four-cylinder engine and quattro permanent four-wheel drive.
The transmission is also new in this performance category. Thanks to
its dual clutch, the S tronic direct-shift gearbox changes gear
virtually without interrupting the flow of power, a process that
goes unnoticed by the driver. The six gears can, however, also be
changed manually, with gearshifts taking just fractions of a second.
Anyone opening the bonnet will be met by a fascinating sight. Thanks
to a lack of cables and auxiliaries, the engine compartment looks
extremely clean. The engine has deliberately not been hidden under a
cover. The cross brace running above the engine is a technical
stroke of genius. It not only makes the car more rigid, but also
contains the coolant expansion tank. The ABS system has been moved
from the engine compartment to the interior. The air conditioning
and activated charcoal filter are not to be found in the engine
compartment either. A racing air filter ensures that the engine
takes in a sufficient amount of air. The exhaust system has been
adapted to suit the car’s sporty performance: the specially tuned
exhaust emits the genuine sound of motor racing.
Ceramic brakes are fitted in the TT for the first time. These are
absolutely non-fading and enable countless sharp braking manoeuvres
without any loss of stopping power. Once again, Audi has taken
advantage of its superior wealth of experience: ceramic brakes are
already offered for the RS 4, the A8 and S8, for example, and are
enjoying increasing popularity with customers.
The Audi TT clubsport quattro is a purist driving machine that
combines the performance of a sports car with a unique design
language. It consequently remains a TT on the one hand, while at the

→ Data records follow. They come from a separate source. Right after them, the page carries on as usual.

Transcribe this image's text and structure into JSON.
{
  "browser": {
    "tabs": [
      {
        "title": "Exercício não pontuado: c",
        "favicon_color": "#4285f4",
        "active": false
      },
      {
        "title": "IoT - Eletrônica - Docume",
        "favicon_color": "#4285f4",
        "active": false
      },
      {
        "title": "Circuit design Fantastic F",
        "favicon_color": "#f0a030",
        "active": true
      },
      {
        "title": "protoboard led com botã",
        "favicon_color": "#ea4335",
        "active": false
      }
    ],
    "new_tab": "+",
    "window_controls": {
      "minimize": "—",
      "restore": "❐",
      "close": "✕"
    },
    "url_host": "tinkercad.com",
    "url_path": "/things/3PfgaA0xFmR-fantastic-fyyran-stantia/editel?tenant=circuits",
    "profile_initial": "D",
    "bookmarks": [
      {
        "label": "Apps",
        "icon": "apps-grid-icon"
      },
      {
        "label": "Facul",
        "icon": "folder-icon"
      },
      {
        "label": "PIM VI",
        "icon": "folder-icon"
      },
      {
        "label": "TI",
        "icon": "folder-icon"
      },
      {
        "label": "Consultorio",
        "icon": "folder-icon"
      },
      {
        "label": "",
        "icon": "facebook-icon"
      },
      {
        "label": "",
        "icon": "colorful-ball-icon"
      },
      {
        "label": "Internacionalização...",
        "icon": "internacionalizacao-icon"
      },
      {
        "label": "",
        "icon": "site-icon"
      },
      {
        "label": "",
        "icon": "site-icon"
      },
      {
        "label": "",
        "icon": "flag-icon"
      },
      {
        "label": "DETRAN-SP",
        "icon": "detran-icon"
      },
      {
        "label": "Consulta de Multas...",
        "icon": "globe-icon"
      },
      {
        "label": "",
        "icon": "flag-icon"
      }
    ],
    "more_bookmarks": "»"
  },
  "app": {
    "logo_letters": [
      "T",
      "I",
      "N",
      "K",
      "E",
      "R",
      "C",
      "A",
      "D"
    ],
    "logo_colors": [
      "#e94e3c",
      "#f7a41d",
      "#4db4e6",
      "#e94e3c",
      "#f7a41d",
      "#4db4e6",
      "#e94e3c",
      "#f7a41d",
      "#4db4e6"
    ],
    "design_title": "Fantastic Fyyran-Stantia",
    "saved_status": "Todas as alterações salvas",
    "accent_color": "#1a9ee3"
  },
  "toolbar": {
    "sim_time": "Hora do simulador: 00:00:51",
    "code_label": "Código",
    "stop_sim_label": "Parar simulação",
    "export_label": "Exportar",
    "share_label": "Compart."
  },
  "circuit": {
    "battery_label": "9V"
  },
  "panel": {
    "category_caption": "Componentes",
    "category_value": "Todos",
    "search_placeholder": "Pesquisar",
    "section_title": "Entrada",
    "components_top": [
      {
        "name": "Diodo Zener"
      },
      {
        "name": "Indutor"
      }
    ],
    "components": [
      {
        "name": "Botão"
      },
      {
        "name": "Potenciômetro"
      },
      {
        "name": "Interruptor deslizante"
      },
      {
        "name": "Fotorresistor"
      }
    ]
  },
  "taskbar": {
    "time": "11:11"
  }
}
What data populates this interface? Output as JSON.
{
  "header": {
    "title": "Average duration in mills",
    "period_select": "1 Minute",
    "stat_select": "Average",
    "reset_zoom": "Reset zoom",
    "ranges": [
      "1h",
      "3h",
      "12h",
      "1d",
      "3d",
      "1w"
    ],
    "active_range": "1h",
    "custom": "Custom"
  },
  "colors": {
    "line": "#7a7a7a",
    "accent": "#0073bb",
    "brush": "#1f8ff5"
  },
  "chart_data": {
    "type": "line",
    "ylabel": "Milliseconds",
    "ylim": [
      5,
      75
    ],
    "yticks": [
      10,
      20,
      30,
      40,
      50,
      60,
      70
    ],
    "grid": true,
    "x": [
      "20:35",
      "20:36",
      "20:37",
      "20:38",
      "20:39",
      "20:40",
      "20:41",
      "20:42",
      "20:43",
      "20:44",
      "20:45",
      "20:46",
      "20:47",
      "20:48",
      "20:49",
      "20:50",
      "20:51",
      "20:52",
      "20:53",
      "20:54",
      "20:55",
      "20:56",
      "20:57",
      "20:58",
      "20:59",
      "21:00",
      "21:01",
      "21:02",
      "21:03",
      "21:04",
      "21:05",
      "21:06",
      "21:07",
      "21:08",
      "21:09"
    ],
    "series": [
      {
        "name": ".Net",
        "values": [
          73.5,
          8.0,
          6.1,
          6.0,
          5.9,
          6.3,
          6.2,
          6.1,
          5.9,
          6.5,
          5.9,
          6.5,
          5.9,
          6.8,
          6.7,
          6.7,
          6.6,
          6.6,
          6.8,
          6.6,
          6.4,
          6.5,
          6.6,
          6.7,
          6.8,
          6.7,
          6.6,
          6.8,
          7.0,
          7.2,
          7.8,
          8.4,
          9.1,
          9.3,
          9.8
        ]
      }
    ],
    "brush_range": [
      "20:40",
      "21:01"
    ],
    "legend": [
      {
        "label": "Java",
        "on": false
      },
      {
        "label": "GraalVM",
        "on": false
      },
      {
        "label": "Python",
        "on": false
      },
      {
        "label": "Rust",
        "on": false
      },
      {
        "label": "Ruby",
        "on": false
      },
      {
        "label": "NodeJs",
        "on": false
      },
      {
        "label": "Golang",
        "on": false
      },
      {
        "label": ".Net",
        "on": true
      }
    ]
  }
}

same time demonstrating just what is possible with such a
fascinating production vehicle. The possible small-series production
of this model is being considered.